In a study funded by the Department of Health, researchers at BHRU, (Primary Care Unit) University of Cambridge, assigned 598 school children to one of three groups: one group was shown adverts for candy-like flavoured e-cigarettes; a second group adverts for non-flavoured e-cigarettes; and a third, control group, in which the children saw no adverts. The school children were then asked questions to gauge issues such as the appeal of using e-cigarettes and tobacco smoking (did the children think e-cigarettes or tobacco were ‘attractive’, ‘fun’ or ‘cool’?), the perceived harm of smoking, how much they liked the ads and how interested they might be in buying and trying e-cigarettes. The children shown the ads for candy-flavoured e-cigarettes liked these ads more and expressed a greater interest in buying and trying e-cigarettes than their peers. However, showing the ads made no significant difference to the overall appeal of tobacco smoking or of using e-cigarettes – in other words, how attractive, fun or cool they considered the activities.
We’re cautiously optimistic from our results that e-cigarette ads don’t make tobacco smoking more attractive, but we’re concerned that ads for e-cigarettes with flavours that might appeal to school children could encourage them to try the products

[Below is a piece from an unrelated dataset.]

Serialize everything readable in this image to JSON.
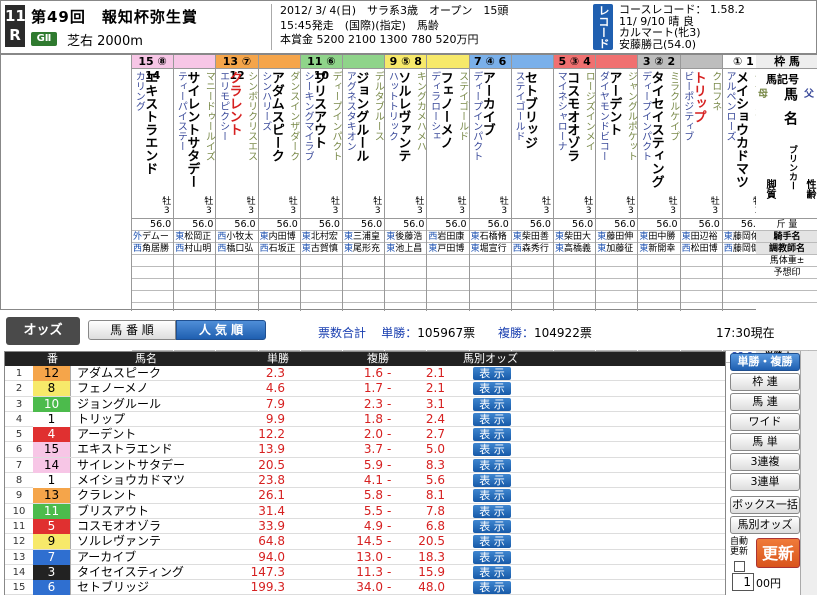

See the full article on the University of Cambridge Research pages, or on the BHRU website.
For the journal publication, please see here